It might be worth, at this stage, sharing a little history of the Bootham Park Hospital (BPH). Being as old as the United States of America, BPH was described as “one of the first purpose-built mental health asylums in England”. It’s with this accolade that makes Bootham Park Hospital’s future a fundamental talking point in York at the moment. Running for 238 years, the hospital closed in 2015 after it was deemed to be unable to meet today’s requirements for mental health services. So what now for the beautiful Grade-1 listed building and the entire 18 acre site?
Prior to the meeting and given the nature of the industry I work in; my bias was to, subject to planning, if at all possible, build ‘x’ number of mixed use residential and commercial developments. This was reinforced by the housing shortage we find ourselves in, both on a regional and national scale. However, I was more interested in hearing what the others had to say.

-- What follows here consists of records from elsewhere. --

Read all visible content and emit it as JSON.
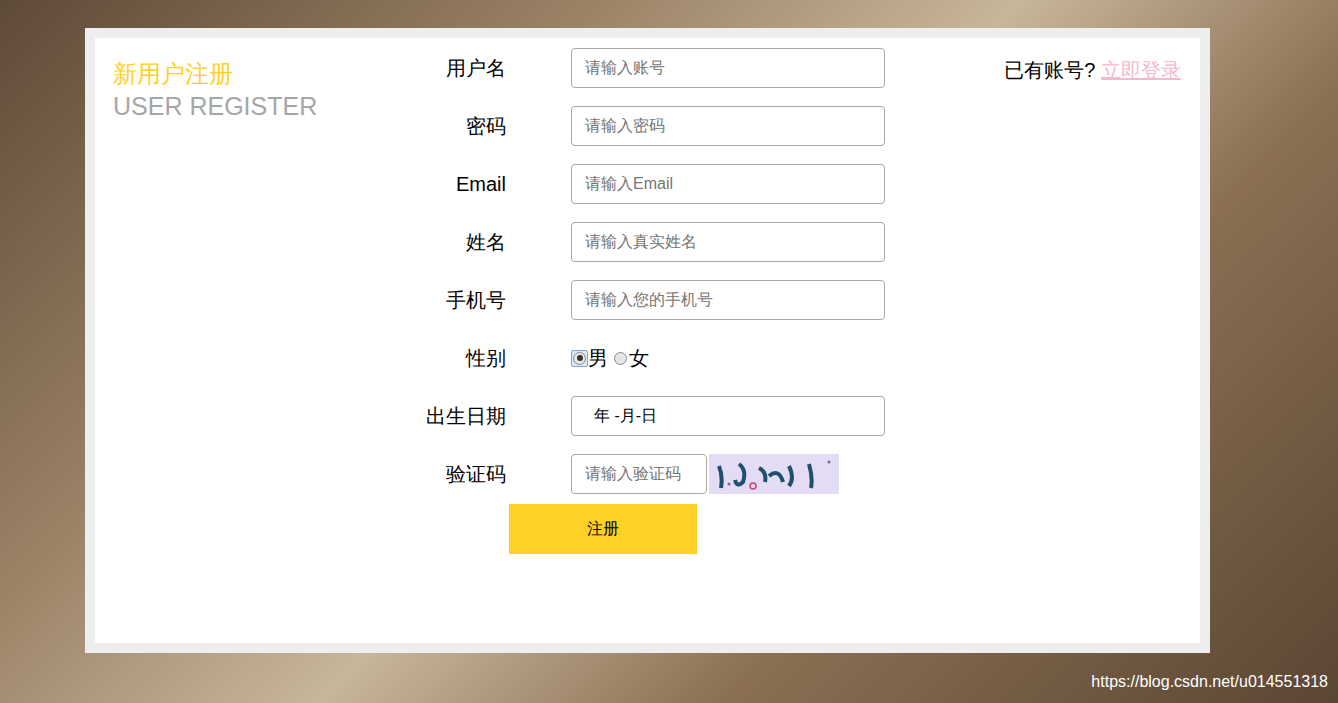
{
  "title": "新用户注册",
  "subtitle": "USER REGISTER",
  "fields": [
    {
      "label": "用户名",
      "kind": "text",
      "placeholder": "请输入账号"
    },
    {
      "label": "密码",
      "kind": "text",
      "placeholder": "请输入密码"
    },
    {
      "label": "Email",
      "kind": "text",
      "placeholder": "请输入Email"
    },
    {
      "label": "姓名",
      "kind": "text",
      "placeholder": "请输入真实姓名"
    },
    {
      "label": "手机号",
      "kind": "text",
      "placeholder": "请输入您的手机号"
    },
    {
      "label": "性别",
      "kind": "radio",
      "options": [
        {
          "label": "男",
          "selected": true
        },
        {
          "label": "女",
          "selected": false
        }
      ]
    },
    {
      "label": "出生日期",
      "kind": "date",
      "value": "年 -月-日"
    },
    {
      "label": "验证码",
      "kind": "captcha",
      "placeholder": "请输入验证码"
    }
  ],
  "submit": "注册",
  "login_prompt": "已有账号?",
  "login_link": "立即登录",
  "watermark": "https://blog.csdn.net/u014551318"
}
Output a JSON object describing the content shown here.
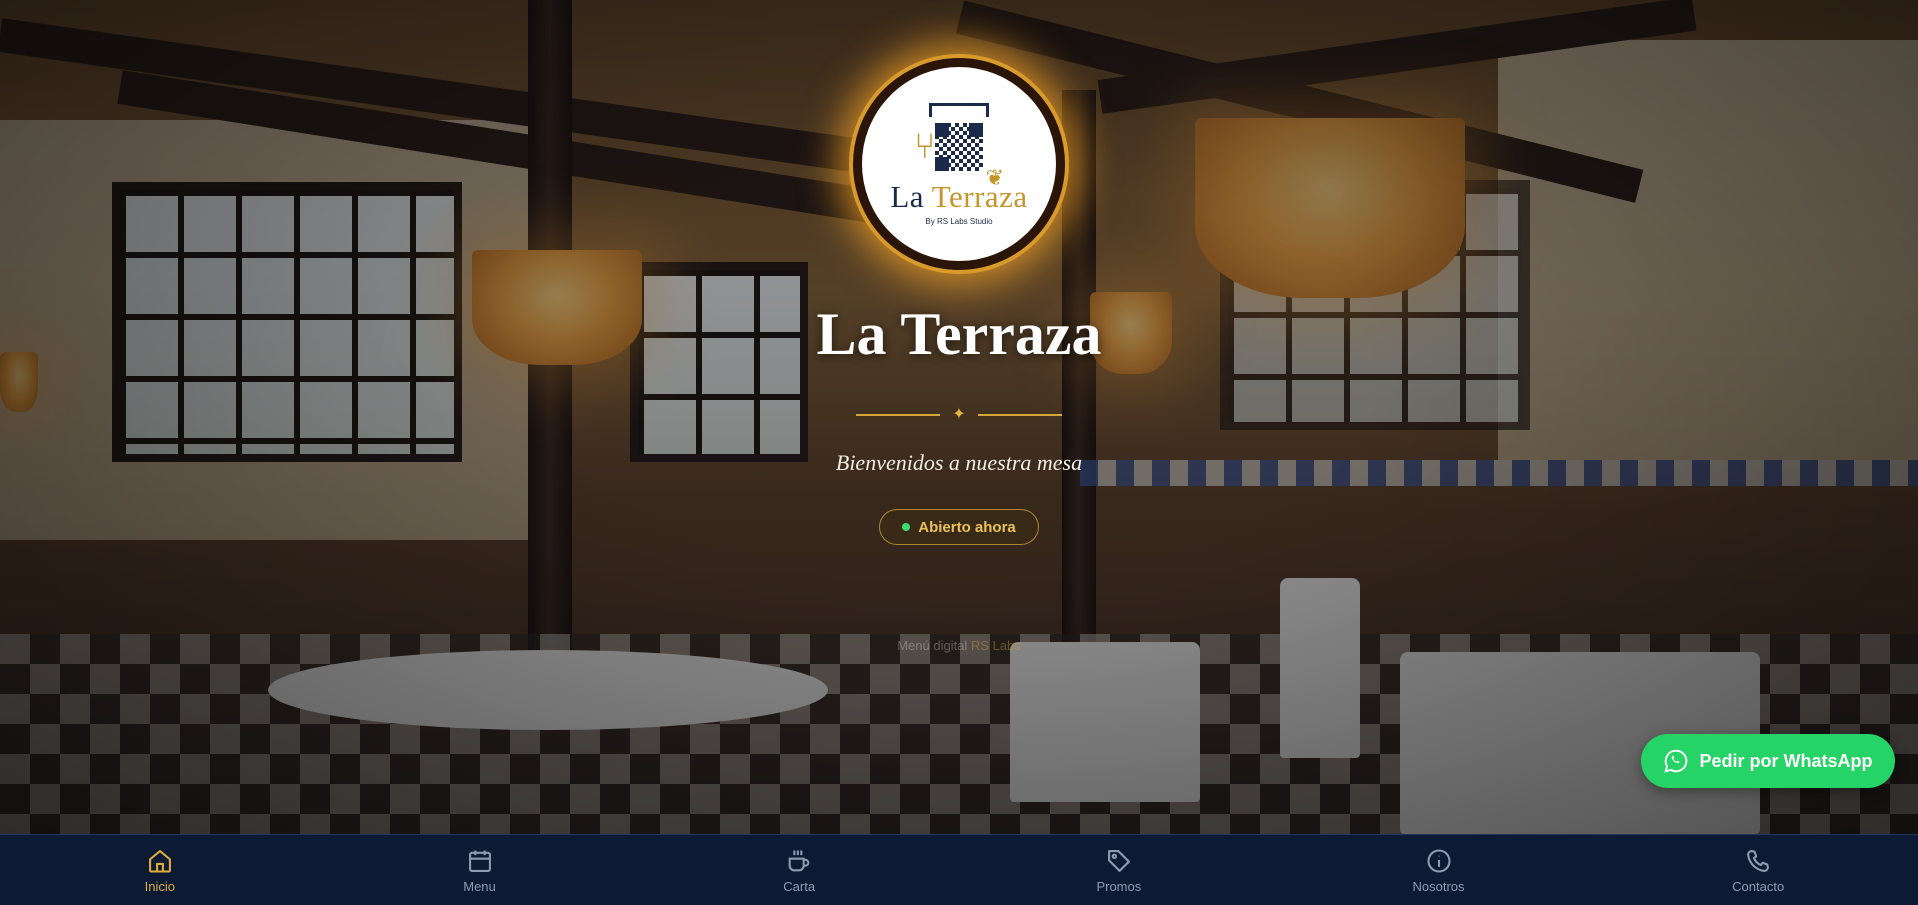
{
  "logo": {
    "brand_first": "La",
    "brand_second": "Terraza",
    "byline": "By RS Labs Studio"
  },
  "hero": {
    "title": "La Terraza",
    "subtitle": "Bienvenidos a nuestra mesa",
    "status": "Abierto ahora",
    "credit_prefix": "Menú digital ",
    "credit_link": "RS Labs"
  },
  "whatsapp": {
    "label": "Pedir por WhatsApp",
    "icon": "whatsapp-icon"
  },
  "nav": {
    "items": [
      {
        "label": "Inicio",
        "icon": "home-icon",
        "active": true
      },
      {
        "label": "Menu",
        "icon": "calendar-icon",
        "active": false
      },
      {
        "label": "Carta",
        "icon": "coffee-icon",
        "active": false
      },
      {
        "label": "Promos",
        "icon": "tag-icon",
        "active": false
      },
      {
        "label": "Nosotros",
        "icon": "info-icon",
        "active": false
      },
      {
        "label": "Contacto",
        "icon": "phone-icon",
        "active": false
      }
    ]
  },
  "colors": {
    "accent": "#e0ac3c",
    "nav_bg": "#0c1a33",
    "whatsapp": "#25d366",
    "status_dot": "#3ddc6e"
  }
}
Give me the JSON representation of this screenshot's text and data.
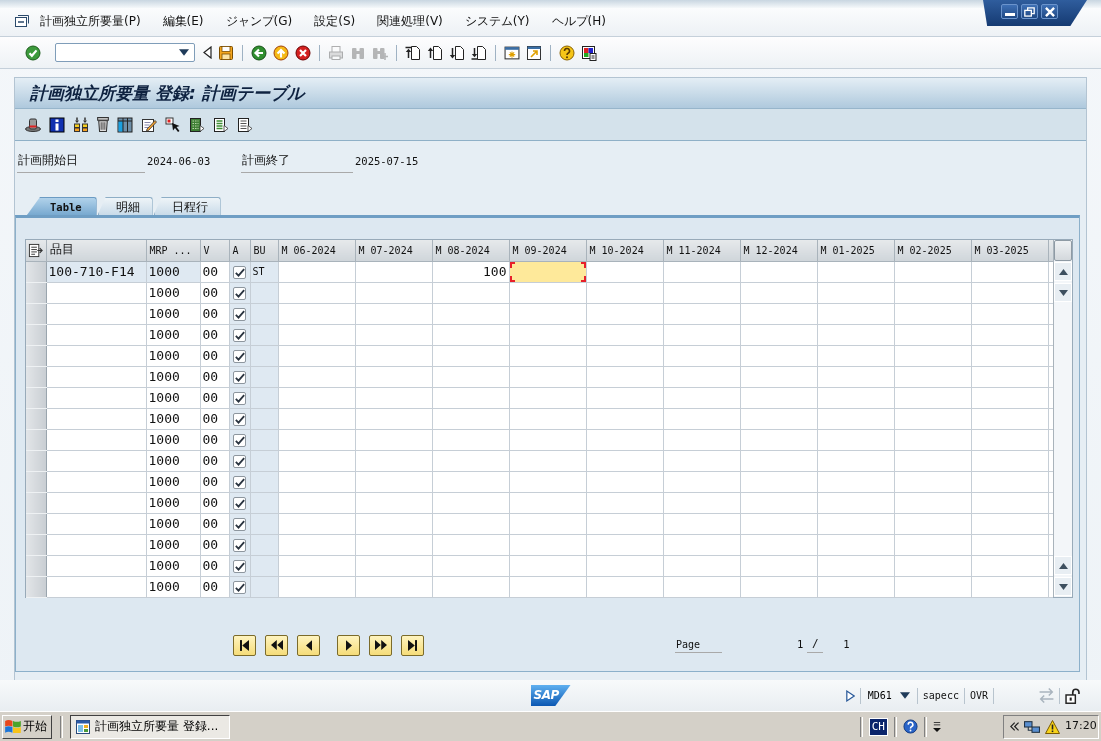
{
  "menu_bar": {
    "items": [
      "計画独立所要量(P)",
      "編集(E)",
      "ジャンプ(G)",
      "設定(S)",
      "関連処理(V)",
      "システム(Y)",
      "ヘルプ(H)"
    ]
  },
  "toolbar": {
    "groups": [
      [
        {
          "kind": "enter",
          "disabled": false
        },
        {
          "kind": "command"
        },
        {
          "kind": "collapse",
          "disabled": false
        },
        {
          "kind": "save",
          "disabled": false
        }
      ],
      [
        {
          "kind": "back",
          "disabled": false
        },
        {
          "kind": "exit",
          "disabled": false
        },
        {
          "kind": "cancel",
          "disabled": false
        }
      ],
      [
        {
          "kind": "print",
          "disabled": true
        },
        {
          "kind": "find",
          "disabled": true
        },
        {
          "kind": "findnext",
          "disabled": true
        }
      ],
      [
        {
          "kind": "first",
          "disabled": false
        },
        {
          "kind": "previous",
          "disabled": false
        },
        {
          "kind": "next",
          "disabled": false
        },
        {
          "kind": "last",
          "disabled": false
        }
      ],
      [
        {
          "kind": "session",
          "disabled": false
        },
        {
          "kind": "shortcut",
          "disabled": false
        }
      ],
      [
        {
          "kind": "help",
          "disabled": false
        },
        {
          "kind": "layout",
          "disabled": false
        }
      ]
    ]
  },
  "title": "計画独立所要量 登録: 計画テーブル",
  "application_toolbar": [
    {
      "kind": "hat",
      "disabled": false
    },
    {
      "kind": "info",
      "disabled": false
    },
    {
      "kind": "hierarchy",
      "disabled": false
    },
    {
      "kind": "trash",
      "disabled": false
    },
    {
      "kind": "columns",
      "disabled": false
    },
    {
      "kind": "edit",
      "disabled": false
    },
    {
      "kind": "select",
      "disabled": false
    },
    {
      "kind": "greendoc",
      "disabled": false
    },
    {
      "kind": "stripedoc",
      "disabled": false
    },
    {
      "kind": "plaindoc",
      "disabled": false
    }
  ],
  "fields": [
    {
      "label": "計画開始日",
      "value": "2024-06-03"
    },
    {
      "label": "計画終了",
      "value": "2025-07-15"
    }
  ],
  "tabs": [
    {
      "label": "Table",
      "selected": true
    },
    {
      "label": "明細",
      "selected": false
    },
    {
      "label": "日程行",
      "selected": false
    }
  ],
  "table": {
    "columns": [
      {
        "label": "品目",
        "readonly": false
      },
      {
        "label": "MRP ...",
        "readonly": false
      },
      {
        "label": "V",
        "readonly": false
      },
      {
        "label": "A",
        "readonly": true
      },
      {
        "label": "BU",
        "readonly": true
      }
    ],
    "month_columns": [
      "M 06-2024",
      "M 07-2024",
      "M 08-2024",
      "M 09-2024",
      "M 10-2024",
      "M 11-2024",
      "M 12-2024",
      "M 01-2025",
      "M 02-2025",
      "M 03-2025"
    ],
    "rows": [
      {
        "selected": false,
        "readonly": true,
        "material": "100-710-F14",
        "mrp_area": "1000",
        "version": "00",
        "active": true,
        "unit": "ST",
        "months": [
          {
            "selected": false
          },
          {
            "selected": false
          },
          {
            "value": "100",
            "selected": false
          },
          {
            "selected": true
          },
          {
            "selected": false
          },
          {
            "selected": false
          },
          {
            "selected": false
          },
          {
            "selected": false
          },
          {
            "selected": false
          },
          {
            "selected": false
          }
        ]
      },
      {
        "selected": false,
        "readonly": false,
        "mrp_area": "1000",
        "version": "00",
        "active": true
      },
      {
        "selected": false,
        "readonly": false,
        "mrp_area": "1000",
        "version": "00",
        "active": true
      },
      {
        "selected": false,
        "readonly": false,
        "mrp_area": "1000",
        "version": "00",
        "active": true
      },
      {
        "selected": false,
        "readonly": false,
        "mrp_area": "1000",
        "version": "00",
        "active": true
      },
      {
        "selected": false,
        "readonly": false,
        "mrp_area": "1000",
        "version": "00",
        "active": true
      },
      {
        "selected": false,
        "readonly": false,
        "mrp_area": "1000",
        "version": "00",
        "active": true
      },
      {
        "selected": false,
        "readonly": false,
        "mrp_area": "1000",
        "version": "00",
        "active": true
      },
      {
        "selected": false,
        "readonly": false,
        "mrp_area": "1000",
        "version": "00",
        "active": true
      },
      {
        "selected": false,
        "readonly": false,
        "mrp_area": "1000",
        "version": "00",
        "active": true
      },
      {
        "selected": false,
        "readonly": false,
        "mrp_area": "1000",
        "version": "00",
        "active": true
      },
      {
        "selected": false,
        "readonly": false,
        "mrp_area": "1000",
        "version": "00",
        "active": true
      },
      {
        "selected": false,
        "readonly": false,
        "mrp_area": "1000",
        "version": "00",
        "active": true
      },
      {
        "selected": false,
        "readonly": false,
        "mrp_area": "1000",
        "version": "00",
        "active": true
      },
      {
        "selected": false,
        "readonly": false,
        "mrp_area": "1000",
        "version": "00",
        "active": true
      },
      {
        "selected": false,
        "readonly": false,
        "mrp_area": "1000",
        "version": "00",
        "active": true
      }
    ]
  },
  "pager": {
    "buttons": [
      {
        "kind": "first",
        "disabled": false
      },
      {
        "kind": "fastback",
        "disabled": false
      },
      {
        "kind": "back",
        "disabled": false
      },
      {
        "kind": "forward",
        "disabled": false
      },
      {
        "kind": "fastforward",
        "disabled": false
      },
      {
        "kind": "last",
        "disabled": false
      }
    ],
    "label": "Page",
    "current": "1",
    "separator": "/",
    "total": "1"
  },
  "status_bar": {
    "logo": "SAP",
    "transaction": "MD61",
    "server": "sapecc",
    "mode": "OVR"
  },
  "taskbar": {
    "start": "开始",
    "tasks": [
      {
        "label": "計画独立所要量 登録...",
        "selected": true
      }
    ],
    "language": "CH",
    "clock": "17:20"
  }
}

The general consensus was that the grounds should be used and redesigned with the general public in mind and following the meeting, the image that came to mind is a large palatial well-lit park with some architectural homage to Bootham Park Hospital’s history.
One of the concerns that came to light was the level of anti-social behaviour that was present within the Bootham Park area mainly in the evenings. Much of the discussion revolved around renovating the area to reduce this and restore an environment where people felt comfortable walking through in the evening.
The topic of high-end housing and privatisation of the Hospital arose which caused concern as this could lead to said development, almost having a right over the surrounding grounds which could compromise rights of public access.
However the talk of anti-social behaviour followed by gentrification reminded me of an article I read some time ago concerning ‘broken windows theory’ where if a problem is not attended to, the environment has an effect on the attitude of the general public which inherently leads to more problems. Question, could gentrifying an area, dissuade such anti-social behaviour?
What excited me about the meeting was the enthusiasm at the possible improvements to infrastructure within the area, namely increase in footfall which has a positive impact on local businesses, better access links especially for emergency vehicles going to and from York Hospital to name a few.
Whatever is decided about the future of Bootham Park Hospital, working on Gillygate in York myself, I will be keeping a close eye on its development. What do you think the site should be used for?